Atopic dermatitis (AD) is a highly pruritic, chronic inflammatory skin disease. The diagnosis is made using evaluated clinical criteria. Disease activity and burden are best measured with a composite score, assessing both objective and subjective symptoms, such as SCORing Atopic Dermatitis (SCORAD). AD management must take into account clinical and pathogenic variabilities, the patient’s age and also target flare prevention. Basic therapy includes hydrating and barrier-stabilizing topical treatment universally applied, as well as avoiding specific and unspecific provocation factors. Visible skin lesions are treated with anti-inflammatory topical agents such as corticosteroids and calcineurin inhibitors (tacrolimus and pimecrolimus), which are preferred in sensitive locations. Topical tacrolimus and some mid-potency corticosteroids are proven agents for proactive therapy, which is defined as the long-term intermittent anti-inflammatory therapy of frequently relapsing skin areas. Systemic anti-inflammatory or immunosuppressive treatment is a rapidly changing field requiring monitoring. Oral corticosteroids have a largely unfavourable benefit–risk ratio. The IL-4R-blocker dupilumab is a safe, effective and licensed, but expensive, treatment option with potential ocular side-effects. Other biologicals targeting key pathways in the atopic immune response, as well as different Janus kinase inhibitors, are among emerging treatment options. Dysbalanced microbial colonization and infection may induce disease exacerbation and can justify additional antimicrobial treatment. Systemic antihistamines (H1R-blockers) only have limited effects on AD-related itch and eczema lesions. Adjuvant therapy includes UV irradiation, preferably narrowband UVB or UVA1. Coal tar may be useful for atopic hand and foot eczema. Dietary recommendations should be patient-specific, and elimination diets should only be advised in case of proven food allergy.
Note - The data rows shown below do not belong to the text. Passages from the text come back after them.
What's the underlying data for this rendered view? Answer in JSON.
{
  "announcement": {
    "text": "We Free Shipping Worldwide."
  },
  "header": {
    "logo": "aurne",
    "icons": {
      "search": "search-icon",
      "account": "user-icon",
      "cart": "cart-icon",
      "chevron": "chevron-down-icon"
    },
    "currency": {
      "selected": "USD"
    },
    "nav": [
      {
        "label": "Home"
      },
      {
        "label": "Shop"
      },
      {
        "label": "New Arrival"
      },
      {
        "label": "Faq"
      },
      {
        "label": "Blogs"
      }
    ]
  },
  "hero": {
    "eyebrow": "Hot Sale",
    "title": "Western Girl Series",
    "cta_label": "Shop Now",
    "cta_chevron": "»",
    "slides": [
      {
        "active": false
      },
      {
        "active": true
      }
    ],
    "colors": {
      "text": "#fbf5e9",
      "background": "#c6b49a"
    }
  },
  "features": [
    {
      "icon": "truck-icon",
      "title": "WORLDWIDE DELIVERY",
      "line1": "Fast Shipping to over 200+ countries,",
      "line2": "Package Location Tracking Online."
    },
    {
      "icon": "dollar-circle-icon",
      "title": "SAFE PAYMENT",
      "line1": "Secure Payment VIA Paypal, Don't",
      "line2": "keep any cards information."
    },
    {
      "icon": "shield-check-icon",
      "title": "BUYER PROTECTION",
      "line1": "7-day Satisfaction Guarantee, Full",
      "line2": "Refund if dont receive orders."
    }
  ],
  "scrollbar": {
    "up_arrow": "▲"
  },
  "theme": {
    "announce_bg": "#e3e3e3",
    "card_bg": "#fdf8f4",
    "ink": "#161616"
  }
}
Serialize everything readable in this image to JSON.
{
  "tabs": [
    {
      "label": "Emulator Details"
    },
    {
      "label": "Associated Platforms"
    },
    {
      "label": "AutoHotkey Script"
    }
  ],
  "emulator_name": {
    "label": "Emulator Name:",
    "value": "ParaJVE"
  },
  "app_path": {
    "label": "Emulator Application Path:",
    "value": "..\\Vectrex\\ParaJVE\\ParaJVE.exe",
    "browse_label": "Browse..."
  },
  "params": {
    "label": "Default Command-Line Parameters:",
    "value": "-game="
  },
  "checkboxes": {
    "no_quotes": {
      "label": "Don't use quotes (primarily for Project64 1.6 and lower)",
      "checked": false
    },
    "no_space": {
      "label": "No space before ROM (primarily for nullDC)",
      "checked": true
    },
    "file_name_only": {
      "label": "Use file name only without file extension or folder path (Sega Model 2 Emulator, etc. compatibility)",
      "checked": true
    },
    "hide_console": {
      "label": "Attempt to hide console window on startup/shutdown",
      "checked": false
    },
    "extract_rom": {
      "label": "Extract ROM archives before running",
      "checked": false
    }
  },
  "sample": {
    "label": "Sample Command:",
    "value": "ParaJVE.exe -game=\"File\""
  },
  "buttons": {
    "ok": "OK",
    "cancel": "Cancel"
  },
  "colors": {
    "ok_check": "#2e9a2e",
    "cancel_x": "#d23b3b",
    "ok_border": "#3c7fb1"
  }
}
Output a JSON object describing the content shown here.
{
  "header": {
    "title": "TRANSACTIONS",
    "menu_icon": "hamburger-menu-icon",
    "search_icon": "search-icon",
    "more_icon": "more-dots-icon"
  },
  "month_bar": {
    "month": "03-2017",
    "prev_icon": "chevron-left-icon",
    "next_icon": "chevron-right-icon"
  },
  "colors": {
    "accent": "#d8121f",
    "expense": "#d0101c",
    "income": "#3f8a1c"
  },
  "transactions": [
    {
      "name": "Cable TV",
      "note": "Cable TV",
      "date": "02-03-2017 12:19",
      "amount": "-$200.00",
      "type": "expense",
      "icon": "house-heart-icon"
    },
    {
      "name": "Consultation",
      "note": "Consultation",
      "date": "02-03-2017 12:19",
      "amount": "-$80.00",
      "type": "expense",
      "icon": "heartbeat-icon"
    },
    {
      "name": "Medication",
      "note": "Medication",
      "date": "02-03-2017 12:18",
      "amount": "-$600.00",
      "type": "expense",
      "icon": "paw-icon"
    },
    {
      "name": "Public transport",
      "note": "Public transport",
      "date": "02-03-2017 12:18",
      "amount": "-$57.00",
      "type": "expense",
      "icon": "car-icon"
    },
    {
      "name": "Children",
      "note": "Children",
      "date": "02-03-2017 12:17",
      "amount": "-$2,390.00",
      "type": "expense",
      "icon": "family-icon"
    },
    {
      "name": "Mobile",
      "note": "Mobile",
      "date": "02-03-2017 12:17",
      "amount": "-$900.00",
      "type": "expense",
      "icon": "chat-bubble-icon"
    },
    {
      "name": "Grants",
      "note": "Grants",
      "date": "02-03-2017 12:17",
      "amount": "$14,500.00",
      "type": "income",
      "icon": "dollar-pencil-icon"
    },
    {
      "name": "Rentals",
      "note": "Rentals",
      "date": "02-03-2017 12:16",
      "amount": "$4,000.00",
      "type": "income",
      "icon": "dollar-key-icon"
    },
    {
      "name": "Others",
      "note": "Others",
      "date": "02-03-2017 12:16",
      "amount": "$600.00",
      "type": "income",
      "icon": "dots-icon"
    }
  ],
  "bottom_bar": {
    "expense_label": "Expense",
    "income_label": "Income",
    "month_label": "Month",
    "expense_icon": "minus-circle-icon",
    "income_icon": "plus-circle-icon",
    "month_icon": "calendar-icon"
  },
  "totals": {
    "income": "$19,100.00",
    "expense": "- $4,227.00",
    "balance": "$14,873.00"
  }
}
Allergen-specific immunotherapy to aeroallergens may be useful in selected cases. Psychosomatic counselling is recommended to address stress-induced exacerbations. Efficacy-proven 'Eczema school' educational programmes and therapeutic patient education are recommended for both children and adults.,
Journal of the European Academy of Dermatology and Venereology
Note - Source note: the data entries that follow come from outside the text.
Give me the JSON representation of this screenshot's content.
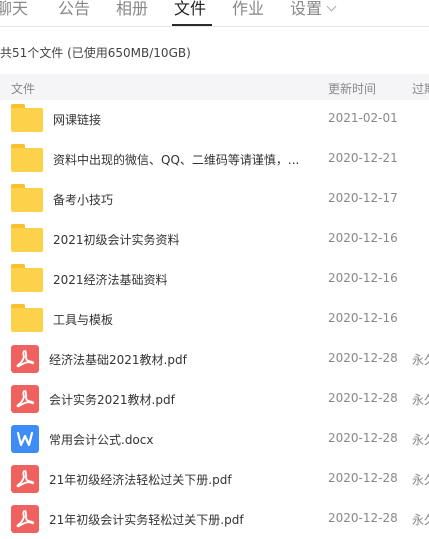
{
  "tabs": [
    {
      "label": "聊天"
    },
    {
      "label": "公告"
    },
    {
      "label": "相册"
    },
    {
      "label": "文件"
    },
    {
      "label": "作业"
    },
    {
      "label": "设置"
    }
  ],
  "active_tab": "文件",
  "summary": "共51个文件 (已使用650MB/10GB)",
  "table": {
    "headers": {
      "name": "文件",
      "updated": "更新时间",
      "expiry": "过期"
    },
    "rows": [
      {
        "name": "网课链接",
        "updated": "2021-02-01",
        "expiry": "",
        "type": "folder"
      },
      {
        "name": "资料中出现的微信、QQ、二维码等请谨慎，...",
        "updated": "2020-12-21",
        "expiry": "",
        "type": "folder"
      },
      {
        "name": "备考小技巧",
        "updated": "2020-12-17",
        "expiry": "",
        "type": "folder"
      },
      {
        "name": "2021初级会计实务资料",
        "updated": "2020-12-16",
        "expiry": "",
        "type": "folder"
      },
      {
        "name": "2021经济法基础资料",
        "updated": "2020-12-16",
        "expiry": "",
        "type": "folder"
      },
      {
        "name": "工具与模板",
        "updated": "2020-12-16",
        "expiry": "",
        "type": "folder"
      },
      {
        "name": "经济法基础2021教材.pdf",
        "updated": "2020-12-28",
        "expiry": "永久",
        "type": "pdf"
      },
      {
        "name": "会计实务2021教材.pdf",
        "updated": "2020-12-28",
        "expiry": "永久",
        "type": "pdf"
      },
      {
        "name": "常用会计公式.docx",
        "updated": "2020-12-28",
        "expiry": "永久",
        "type": "doc"
      },
      {
        "name": "21年初级经济法轻松过关下册.pdf",
        "updated": "2020-12-28",
        "expiry": "永久",
        "type": "pdf"
      },
      {
        "name": "21年初级会计实务轻松过关下册.pdf",
        "updated": "2020-12-28",
        "expiry": "永久",
        "type": "pdf"
      }
    ]
  },
  "colors": {
    "folder": "#fdd24a",
    "pdf": "#f0625f",
    "doc": "#3d8df5",
    "header_bg": "#f5f5f7"
  },
  "icons": {
    "folder": "folder-icon",
    "pdf": "pdf-icon",
    "doc": "word-doc-icon",
    "dropdown": "chevron-down-icon"
  }
}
Department of Dermatology

Wollenberg, A, Christen-Zäch, S. (S.), Taieb, A, Paul, C, Thyssen, J.P. (J. P.), de Bruin-Weller, M.S, … Ring, J. (2020). ETFAD/EADV Eczema task force 2020 position paper on diagnosis and treatment of atopic dermatitis in adults and children. Journal of the European Academy of Dermatology and Venereology. doi:10.1111/jdv.16892